▶ INPUT MATERIAL
________

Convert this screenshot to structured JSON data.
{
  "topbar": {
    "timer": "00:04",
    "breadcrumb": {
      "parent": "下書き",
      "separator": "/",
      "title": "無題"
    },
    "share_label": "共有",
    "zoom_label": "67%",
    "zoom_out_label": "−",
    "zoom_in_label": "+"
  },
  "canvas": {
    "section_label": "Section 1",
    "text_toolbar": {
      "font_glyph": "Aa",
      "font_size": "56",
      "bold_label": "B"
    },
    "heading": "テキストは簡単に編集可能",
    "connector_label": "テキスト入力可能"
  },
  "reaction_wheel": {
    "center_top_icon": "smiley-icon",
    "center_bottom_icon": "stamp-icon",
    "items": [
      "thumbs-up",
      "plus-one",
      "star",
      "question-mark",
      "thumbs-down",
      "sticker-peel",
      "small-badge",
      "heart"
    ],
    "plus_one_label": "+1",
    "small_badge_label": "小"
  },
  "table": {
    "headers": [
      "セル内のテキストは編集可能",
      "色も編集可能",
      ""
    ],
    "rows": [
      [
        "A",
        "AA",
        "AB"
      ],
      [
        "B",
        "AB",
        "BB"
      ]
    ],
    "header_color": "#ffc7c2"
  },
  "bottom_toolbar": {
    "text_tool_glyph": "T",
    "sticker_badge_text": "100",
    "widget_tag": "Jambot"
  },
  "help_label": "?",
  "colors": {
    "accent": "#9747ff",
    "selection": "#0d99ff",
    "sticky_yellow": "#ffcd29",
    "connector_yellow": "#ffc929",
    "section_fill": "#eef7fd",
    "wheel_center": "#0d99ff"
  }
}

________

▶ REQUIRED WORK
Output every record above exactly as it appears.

▶ WRITTEN ANSWER
Convert this screenshot to structured JSON data.
{
  "topbar": {
    "timer": "00:04",
    "breadcrumb": {
      "parent": "下書き",
      "separator": "/",
      "title": "無題"
    },
    "share_label": "共有",
    "zoom_label": "67%",
    "zoom_out_label": "−",
    "zoom_in_label": "+"
  },
  "canvas": {
    "section_label": "Section 1",
    "text_toolbar": {
      "font_glyph": "Aa",
      "font_size": "56",
      "bold_label": "B"
    },
    "heading": "テキストは簡単に編集可能",
    "connector_label": "テキスト入力可能"
  },
  "reaction_wheel": {
    "center_top_icon": "smiley-icon",
    "center_bottom_icon": "stamp-icon",
    "items": [
      "thumbs-up",
      "plus-one",
      "star",
      "question-mark",
      "thumbs-down",
      "sticker-peel",
      "small-badge",
      "heart"
    ],
    "plus_one_label": "+1",
    "small_badge_label": "小"
  },
  "table": {
    "headers": [
      "セル内のテキストは編集可能",
      "色も編集可能",
      ""
    ],
    "rows": [
      [
        "A",
        "AA",
        "AB"
      ],
      [
        "B",
        "AB",
        "BB"
      ]
    ],
    "header_color": "#ffc7c2"
  },
  "bottom_toolbar": {
    "text_tool_glyph": "T",
    "sticker_badge_text": "100",
    "widget_tag": "Jambot"
  },
  "help_label": "?",
  "colors": {
    "accent": "#9747ff",
    "selection": "#0d99ff",
    "sticky_yellow": "#ffcd29",
    "connector_yellow": "#ffc929",
    "section_fill": "#eef7fd",
    "wheel_center": "#0d99ff"
  }
}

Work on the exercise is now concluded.